Curry has a rich and ancient history that can be traced back thousands of years. Its origins can be found in the ancient civilizations of Mesopotamia, where the combination of herbs and spices was used to enhance the flavors of food. The word “curry” itself is derived from the Tamil word “kari,” which means sauce or gravy.
Curry’s Journey to the West
The introduction of curry to the western world can be attributed to the colonization and trade routes of the British Empire. As the British expanded their territories, they encountered different culinary traditions, including the vibrant flavors of curry. This exposure led to the popularization of curry in Britain, and eventually its spread to other parts of Europe and the Americas.
As curry made its way to different corners of the world, it underwent various adaptations and incorporations of local flavors. In India, where curry has its roots, there are countless regional variations that reflect the unique tastes and ingredients of each area. From the spicy vindaloo of Goa to the fragrant biryani of Hyderabad, Indian curry dishes showcase the diverse culinary traditions of the country.
In Southeast Asia, countries like Thailand and Malaysia have their own versions of curry, often incorporating coconut milk for a creamy and fragrant base. Thai curries, such as green curry and massaman curry, are known for their balanced blend of spices and herbs, while Malaysian curries feature influences from Chinese, Indian, and indigenous cuisines.
Curry in the Americas and Africa
Over time, curry also found its way to the Americas and Africa, where it underwent further adaptations to suit local palates. In the Caribbean, the influence of Indian indentured laborers led to the creation of unique curry dishes like Jamaican curry goat and Trinidadian curry chicken. In African countries like South Africa and Kenya, curry has been fused with local ingredients, such as African spices and vegetables, resulting in dishes like bunny chow and kuku paka.
The Global Popularity of Curry
Today, curry has become a global phenomenon, enjoyed by people from all walks of life. Its popularity can be seen in the widespread availability of curry houses, food trucks, and ready-to-eat curry products in supermarkets. In countries like Japan, curry has become so popular that it has been elevated to a national dish. Japanese curry, characterized by its thick and slightly sweet sauce, is often served with rice and various toppings.

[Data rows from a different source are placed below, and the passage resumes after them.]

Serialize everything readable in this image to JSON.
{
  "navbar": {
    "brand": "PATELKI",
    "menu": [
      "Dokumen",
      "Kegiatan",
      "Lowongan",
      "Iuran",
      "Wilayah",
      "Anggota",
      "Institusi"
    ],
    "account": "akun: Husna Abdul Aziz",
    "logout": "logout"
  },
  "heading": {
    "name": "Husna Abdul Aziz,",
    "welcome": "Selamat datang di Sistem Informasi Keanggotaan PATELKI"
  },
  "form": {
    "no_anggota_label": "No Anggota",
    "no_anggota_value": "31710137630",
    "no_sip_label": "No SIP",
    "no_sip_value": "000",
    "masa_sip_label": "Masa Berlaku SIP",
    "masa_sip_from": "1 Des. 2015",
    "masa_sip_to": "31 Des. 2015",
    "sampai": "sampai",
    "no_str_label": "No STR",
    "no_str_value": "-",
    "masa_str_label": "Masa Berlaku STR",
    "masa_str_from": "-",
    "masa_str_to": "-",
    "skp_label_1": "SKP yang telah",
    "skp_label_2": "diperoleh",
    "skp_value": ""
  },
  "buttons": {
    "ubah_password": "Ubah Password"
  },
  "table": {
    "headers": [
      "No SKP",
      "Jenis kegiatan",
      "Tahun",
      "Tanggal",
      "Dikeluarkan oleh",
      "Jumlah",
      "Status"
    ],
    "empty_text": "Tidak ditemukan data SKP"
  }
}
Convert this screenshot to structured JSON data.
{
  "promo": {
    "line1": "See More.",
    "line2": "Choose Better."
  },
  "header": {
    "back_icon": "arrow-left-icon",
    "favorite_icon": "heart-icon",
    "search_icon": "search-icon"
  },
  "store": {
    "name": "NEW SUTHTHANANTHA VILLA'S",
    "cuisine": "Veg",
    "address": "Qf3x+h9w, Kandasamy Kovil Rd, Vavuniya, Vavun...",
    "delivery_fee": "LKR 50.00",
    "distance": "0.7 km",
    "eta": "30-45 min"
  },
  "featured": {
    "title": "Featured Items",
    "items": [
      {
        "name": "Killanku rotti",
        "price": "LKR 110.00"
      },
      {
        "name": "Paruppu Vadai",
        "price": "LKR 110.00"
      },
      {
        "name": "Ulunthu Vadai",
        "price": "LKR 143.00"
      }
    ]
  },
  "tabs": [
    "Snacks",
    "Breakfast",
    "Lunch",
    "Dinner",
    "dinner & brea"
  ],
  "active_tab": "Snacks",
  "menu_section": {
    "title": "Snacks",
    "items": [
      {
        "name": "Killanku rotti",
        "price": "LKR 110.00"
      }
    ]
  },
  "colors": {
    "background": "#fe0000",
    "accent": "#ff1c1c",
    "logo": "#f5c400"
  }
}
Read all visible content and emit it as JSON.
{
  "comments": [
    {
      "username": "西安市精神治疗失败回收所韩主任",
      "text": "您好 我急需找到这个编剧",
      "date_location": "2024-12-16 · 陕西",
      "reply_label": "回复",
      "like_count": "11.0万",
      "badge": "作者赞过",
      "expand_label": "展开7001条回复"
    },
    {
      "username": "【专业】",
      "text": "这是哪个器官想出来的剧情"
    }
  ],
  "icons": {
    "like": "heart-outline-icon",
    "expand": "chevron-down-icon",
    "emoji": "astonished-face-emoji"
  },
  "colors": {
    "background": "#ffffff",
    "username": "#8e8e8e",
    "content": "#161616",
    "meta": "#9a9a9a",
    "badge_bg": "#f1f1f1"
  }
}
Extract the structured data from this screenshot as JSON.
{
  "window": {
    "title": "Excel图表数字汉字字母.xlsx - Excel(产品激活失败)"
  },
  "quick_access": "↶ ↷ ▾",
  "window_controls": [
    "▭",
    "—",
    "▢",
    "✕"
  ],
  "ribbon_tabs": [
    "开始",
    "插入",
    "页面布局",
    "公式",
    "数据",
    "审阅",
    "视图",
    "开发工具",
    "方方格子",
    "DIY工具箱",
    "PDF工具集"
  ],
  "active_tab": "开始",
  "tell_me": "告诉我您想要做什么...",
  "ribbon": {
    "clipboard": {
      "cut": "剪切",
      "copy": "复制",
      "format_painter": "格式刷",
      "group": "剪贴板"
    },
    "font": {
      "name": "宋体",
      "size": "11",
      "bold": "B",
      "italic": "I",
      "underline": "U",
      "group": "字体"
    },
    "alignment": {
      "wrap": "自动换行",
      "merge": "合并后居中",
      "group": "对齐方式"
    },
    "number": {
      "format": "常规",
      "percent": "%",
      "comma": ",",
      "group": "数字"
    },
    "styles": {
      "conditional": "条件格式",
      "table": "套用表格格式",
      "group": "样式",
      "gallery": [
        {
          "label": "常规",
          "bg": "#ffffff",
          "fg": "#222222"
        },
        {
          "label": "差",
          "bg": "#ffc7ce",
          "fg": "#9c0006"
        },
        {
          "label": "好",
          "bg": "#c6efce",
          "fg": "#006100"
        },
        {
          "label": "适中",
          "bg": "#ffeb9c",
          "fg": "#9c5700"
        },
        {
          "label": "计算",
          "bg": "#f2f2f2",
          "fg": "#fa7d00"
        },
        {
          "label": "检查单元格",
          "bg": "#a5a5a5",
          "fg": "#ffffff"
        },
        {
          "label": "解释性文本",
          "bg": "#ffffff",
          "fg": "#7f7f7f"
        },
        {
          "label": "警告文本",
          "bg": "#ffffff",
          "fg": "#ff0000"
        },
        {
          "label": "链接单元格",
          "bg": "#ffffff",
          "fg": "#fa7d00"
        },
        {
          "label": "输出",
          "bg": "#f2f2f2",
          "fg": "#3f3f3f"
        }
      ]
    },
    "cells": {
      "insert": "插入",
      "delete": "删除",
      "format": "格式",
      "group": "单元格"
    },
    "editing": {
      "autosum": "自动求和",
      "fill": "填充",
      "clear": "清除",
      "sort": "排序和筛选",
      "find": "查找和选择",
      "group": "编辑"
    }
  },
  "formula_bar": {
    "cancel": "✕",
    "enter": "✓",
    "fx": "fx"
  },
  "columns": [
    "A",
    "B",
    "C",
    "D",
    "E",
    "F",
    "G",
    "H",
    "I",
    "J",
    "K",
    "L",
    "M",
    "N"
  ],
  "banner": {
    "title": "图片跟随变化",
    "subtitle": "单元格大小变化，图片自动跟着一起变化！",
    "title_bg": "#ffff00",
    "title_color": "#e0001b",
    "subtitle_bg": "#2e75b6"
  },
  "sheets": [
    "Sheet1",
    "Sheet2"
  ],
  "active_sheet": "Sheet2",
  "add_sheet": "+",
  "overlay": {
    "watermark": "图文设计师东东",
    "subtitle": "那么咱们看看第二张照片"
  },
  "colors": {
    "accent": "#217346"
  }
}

Curry’s popularity can also be attributed to its versatility. It can be tailored to individual preferences, ranging from mild and aromatic to fiery and intense. Whether you prefer a vegetarian curry, a seafood curry, or a meat-based curry, there is a wide range of options to choose from.
In conclusion, curry dishes have a long and storied history, originating from ancient civilizations and evolving through centuries of cultural exchange. Its global popularity can be attributed to its unique flavors, adaptability, and the incorporation of local ingredients. Whether you’re indulging in a spicy Indian curry or savoring a fragrant Thai curry, the appeal of curry dishes transcends borders and continues to captivate taste buds worldwide.